|Portugal||16.5%||By law, wide circumstances including new activity and first jobs.||Maximum term of three years including renewals (two for new activities), renewable twice.||By law same as permanent staff.|
|Spain||32.2%||By law, special task, workload, temporary replacement, new activity or job creation.||Time limits on some contracts.||Same as permanent staff. Case law rules temporary workers must be covered by CA.|
|Sweden||11.5%||By law for fixed time/task - temporary replacement, workload, prior to military service, post-retirement or probationary employment.||Time limits on some contracts, renewable up to a certain limit.||Same as permanent staff. Under CAs, staff on contracts of under three months may be entitled to holiday pay, and not leave.|
|UK||5.3%||No limits.||No limits.||No statutory guarantee of equal rights with permanent staff.|
Source: Report from the ETUCE colloquium on equal opportunities, 1995.
* Figures from OECD Employment Outlook July 1993.
** This excludes probationary periods, termination arrangements and benefits linked to service, where special provisions often apply.
*** Figure refers to the former West Germany.
CA = collective agreement. Table excludes temporary agency work.
Current social partner positions
Following UNICE's announcement of its willingness to enter into negotiations on the rights of workers on fixed-term contracts under the social policy Agreement, the ETUC executive committee decided on a mandate for such negotiations on 5/6 March 1998. Prior to making a decision, ETUC sought clarity on UNICE's position in relation to the initiation on negotiations on information and consultation rights at national level (EU9711160N). UNICE had asked the Commission for an extension to the deadline by which to give its response on this matter, and a decision is now expected in March (see below). ETUC deputy general secretary, Jean Lapeyre, said that ETUC will be pressing for the negotiations to cover issues such as the maximum duration of fixed-term contracts, limits on their extension and the provision of equal rights for fixed-term employees.
The regulation of temporary and fixed-term employment relationships has been on the EU legislative agenda for over 15 years and autonomous negotiations between the social partners on this matter now appear the best chance for breaking the impasse. ETUC is keen to commerce negotiations on this issue and on national information and consultation at the same time.
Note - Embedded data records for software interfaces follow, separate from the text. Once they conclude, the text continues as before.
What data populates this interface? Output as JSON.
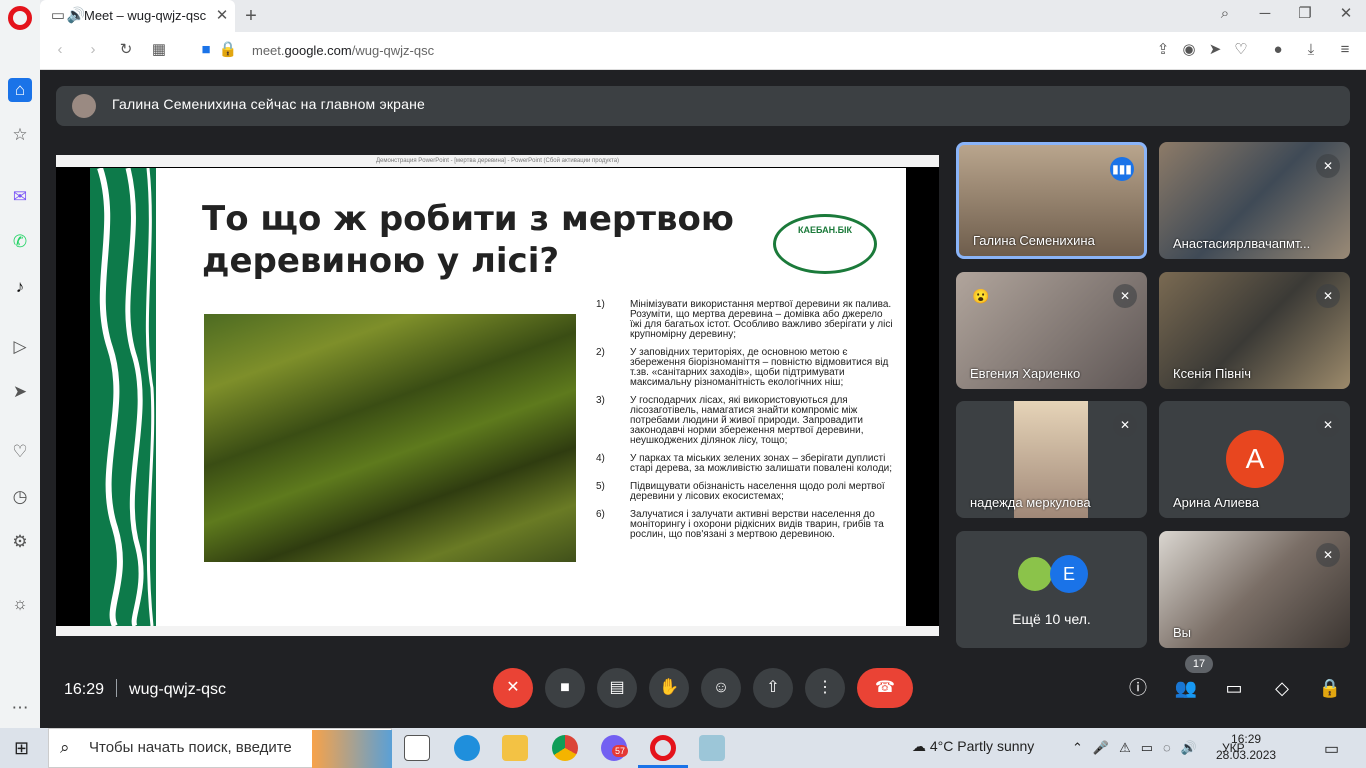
{
  "browser": {
    "tab_title": "Meet – wug-qwjz-qsc",
    "url_prefix": "meet.",
    "url_domain": "google.com",
    "url_path": "/wug-qwjz-qsc"
  },
  "meet": {
    "banner_text": "Галина Семенихина сейчас на главном экране",
    "time": "16:29",
    "meeting_code": "wug-qwjz-qsc",
    "people_count": "17"
  },
  "slide": {
    "window_title": "Демонстрация PowerPoint - [мертва деревина] - PowerPoint (Сбой активации продукта)",
    "title": "То що ж робити з мертвою деревиною у лісі?",
    "logo_text": "КАЕБАН.БІК",
    "items": [
      {
        "num": "1)",
        "text": "Мінімізувати використання мертвої деревини як палива. Розуміти, що мертва деревина – домівка або джерело їжі для багатьох істот. Особливо важливо зберігати у лісі крупномірну деревину;"
      },
      {
        "num": "2)",
        "text": "У заповідних територіях, де основною метою є збереження біорізноманіття – повністю відмовитися від т.зв. «санітарних заходів», щоби підтримувати максимальну різноманітність екологічних ніш;"
      },
      {
        "num": "3)",
        "text": "У господарчих лісах, які використовуються для лісозаготівель, намагатися знайти компроміс між потребами людини й живої природи. Запровадити законодавчі норми збереження мертвої деревини, неушкоджених ділянок лісу, тощо;"
      },
      {
        "num": "4)",
        "text": "У парках та міських зелених зонах – зберігати дуплисті старі дерева, за можливістю залишати повалені колоди;"
      },
      {
        "num": "5)",
        "text": "Підвищувати обізнаність населення щодо ролі мертвої деревини у лісових екосистемах;"
      },
      {
        "num": "6)",
        "text": "Залучатися і залучати активні верстви населення до моніторингу і охорони рідкісних видів тварин, грибів та рослин, що пов'язані з мертвою деревиною."
      }
    ]
  },
  "participants": [
    {
      "name": "Галина Семенихина",
      "state": "speaking"
    },
    {
      "name": "Анастасияpлвачапмт...",
      "state": "muted"
    },
    {
      "name": "Евгения Хариенко",
      "state": "muted",
      "reaction": "😮"
    },
    {
      "name": "Ксенія Північ",
      "state": "muted"
    },
    {
      "name": "надежда меркулова",
      "state": "muted"
    },
    {
      "name": "Арина Алиева",
      "state": "muted",
      "initial": "А"
    },
    {
      "name": "Вы",
      "state": "muted"
    }
  ],
  "more_people": {
    "label": "Ещё 10 чел.",
    "avatar_initial": "Е"
  },
  "taskbar": {
    "search_placeholder": "Чтобы начать поиск, введите",
    "badge": "57",
    "weather": "4°C  Partly sunny",
    "lang": "УКР",
    "time": "16:29",
    "date": "28.03.2023"
  }
}
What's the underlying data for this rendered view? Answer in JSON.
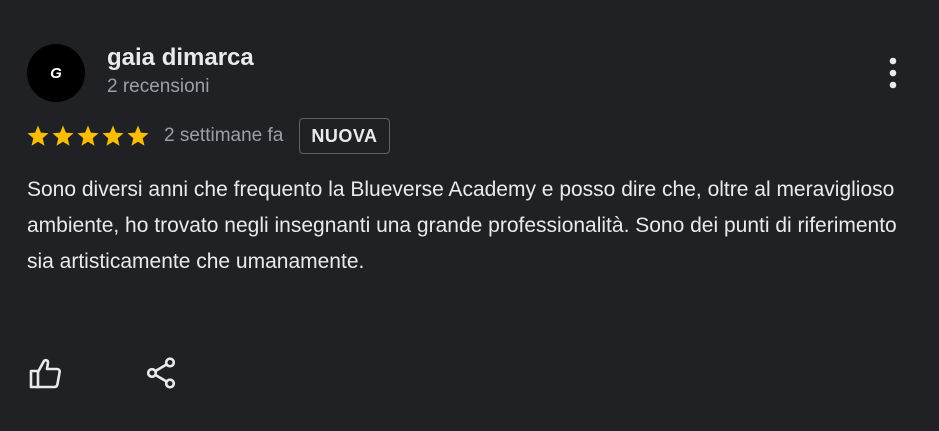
{
  "review": {
    "author": {
      "avatar_initial": "G",
      "name": "gaia dimarca",
      "meta": "2 recensioni"
    },
    "rating": 5,
    "rating_max": 5,
    "date": "2 settimane fa",
    "badge": "NUOVA",
    "text": "Sono diversi anni che frequento la Blueverse Academy e posso dire che, oltre al meraviglioso ambiente, ho trovato negli insegnanti una grande professionalità. Sono dei punti di riferimento sia artisticamente che umanamente."
  },
  "icons": {
    "more": "more-vert-icon",
    "star": "star-icon",
    "like": "thumb-up-icon",
    "share": "share-icon"
  },
  "colors": {
    "background": "#202124",
    "star": "#fbbc04",
    "text_primary": "#e8eaed",
    "text_secondary": "#9aa0a6",
    "badge_border": "#5f6368"
  }
}
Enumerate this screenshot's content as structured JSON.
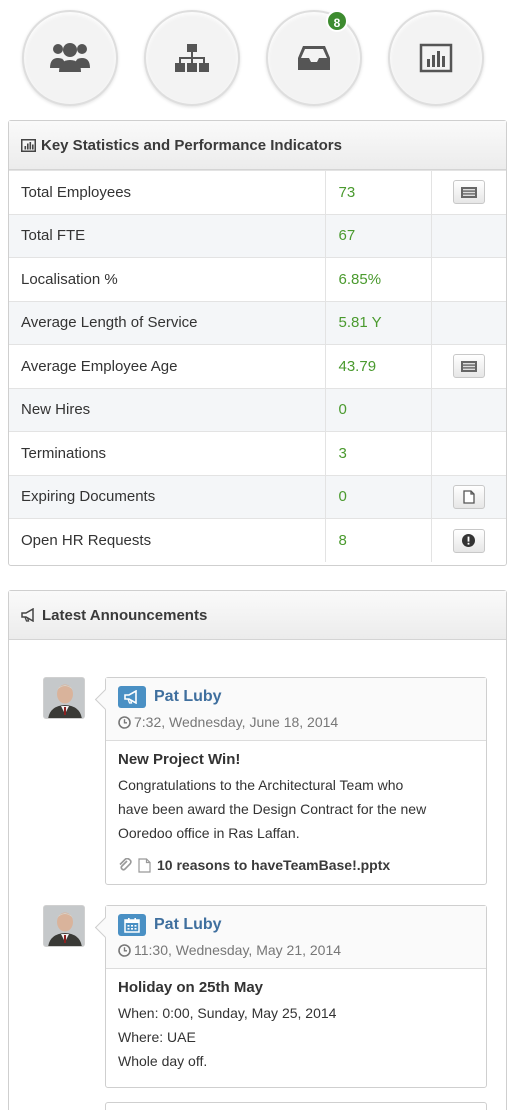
{
  "nav": {
    "items": [
      {
        "name": "people"
      },
      {
        "name": "org-chart"
      },
      {
        "name": "inbox",
        "badge": "8"
      },
      {
        "name": "reports"
      }
    ]
  },
  "stats": {
    "title": "Key Statistics and Performance Indicators",
    "rows": [
      {
        "label": "Total Employees",
        "value": "73",
        "action": "list-icon"
      },
      {
        "label": "Total FTE",
        "value": "67",
        "action": ""
      },
      {
        "label": "Localisation %",
        "value": "6.85%",
        "action": ""
      },
      {
        "label": "Average Length of Service",
        "value": "5.81 Y",
        "action": ""
      },
      {
        "label": "Average Employee Age",
        "value": "43.79",
        "action": "list-icon"
      },
      {
        "label": "New Hires",
        "value": "0",
        "action": ""
      },
      {
        "label": "Terminations",
        "value": "3",
        "action": ""
      },
      {
        "label": "Expiring Documents",
        "value": "0",
        "action": "document-icon"
      },
      {
        "label": "Open HR Requests",
        "value": "8",
        "action": "exclamation-icon"
      }
    ]
  },
  "announcements": {
    "title": "Latest Announcements",
    "items": [
      {
        "author": "Pat Luby",
        "time": "7:32, Wednesday, June 18, 2014",
        "type_icon": "megaphone-icon",
        "title": "New Project Win!",
        "lines": [
          "Congratulations to the Architectural Team who",
          "have been award the Design Contract for the new",
          "Ooredoo office in Ras Laffan."
        ],
        "attachment": "10 reasons to haveTeamBase!.pptx"
      },
      {
        "author": "Pat Luby",
        "time": "11:30, Wednesday, May 21, 2014",
        "type_icon": "calendar-icon",
        "title": "Holiday on 25th May",
        "lines": [
          "When: 0:00, Sunday, May 25, 2014",
          "Where: UAE",
          "Whole day off."
        ]
      }
    ]
  },
  "colors": {
    "accent_green": "#4a9a2e",
    "badge_green": "#3d8b2f",
    "author_blue": "#3f6f9e",
    "type_icon_blue": "#4a90c4"
  }
}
However, UNICE has argued that it sees these two issues as being unrelated. The ETUC executive committee decided on a mandate for both sets of negotiations on 5 March 1998. UNICE is currently undertaking written consultations with its members on negotiations on national information and consultation and will formulate a decision on this portfolio by 15 March. ETUC has stated that it would call upon the Commission to initiate legislation in the field of information and consultation at national level should UNICE decline the invitation to negotiate on this subject. On the whole it seems unlikely that the possibility of negotiations on fixed-term employment will be scuppered by the decision on how to take forward the activities in relation to national information and consultation. (Tina Weber, ECOTEC Research and Consulting Ltd)